Get a flu shot. Flu vaccines are the best way to ensure that you don’t contract the virus. Two weeks after your shot, antibodies develop in your body that provide protection against infection with the viruses that are in the vaccine. You can’t catch the flu from getting the shot. The CDC site gives you some answers to those flu shot myths.
So what do you do if you start to feel that tickle in your throat and your body feels tired and you’re pretty sure you’re getting sick?
Hydrate. Drink water, juice, herbal tea with lemon and honey, or clear broth. Staying hydrated helps to loosen up that phlegm in your throat and chest and it also prevents dehydration.
Gargle. 1/4 of a tsp of salt in 8oz of water can do wonders for your sore throat. The saltwater eases swelling, loosens mucus and helps the tender parts of your sore throat to heal.
Sleep. If you’re in rehearsals or doing a show during cold and flu season, it’s imperative that you not go out with your cast-mates after but instead, go home and go to bed. Lack of sleep lowers your immune system and makes it more likely that you’re going to stay sick longer. If you can take a sick day from work you should and try spending most of that time in bed, resting and asleep. If you’re having a hard time with your symptoms, try using an extra pillow to prop yourself up and relieve your sinus pressure.
Eat. There are some immunity boosting foods that can actually help you during those first signs of a cold. Strawberries, yogurt, garlic, chicken soup, oatmeal, carrots and dark chocolate all have immune system boosters that help your body to build antibodies, white blood cells and help to fight off infection.
Bathe. Take a long hot shower. Loosen up all that phlegm and congestion with the steam. It really does help. And if you have a humidifier, use it.
Remember that if you’re sick, your fellow cast-mates are likely to contract your cold or flu if you don’t take care of yourself.
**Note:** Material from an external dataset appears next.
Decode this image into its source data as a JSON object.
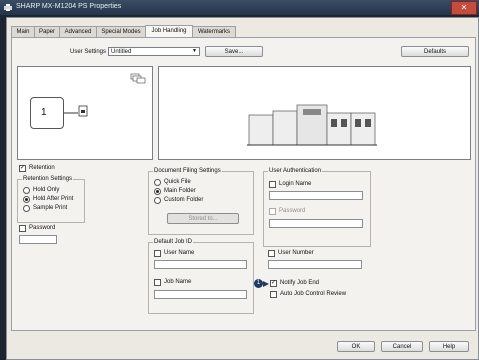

If you have to wear a mask, do it. There’s no shame in protecting the people around from getting your funk.
And if all else fails, you might need to see a doctor. Don’t be afraid to let your stage manager and your director know that you’re ill. It’s been our experience that most management teams are completely understanding.
TAKE CARE OF YOURSELF, DEAR ACTOR! AND BREAK A LEG!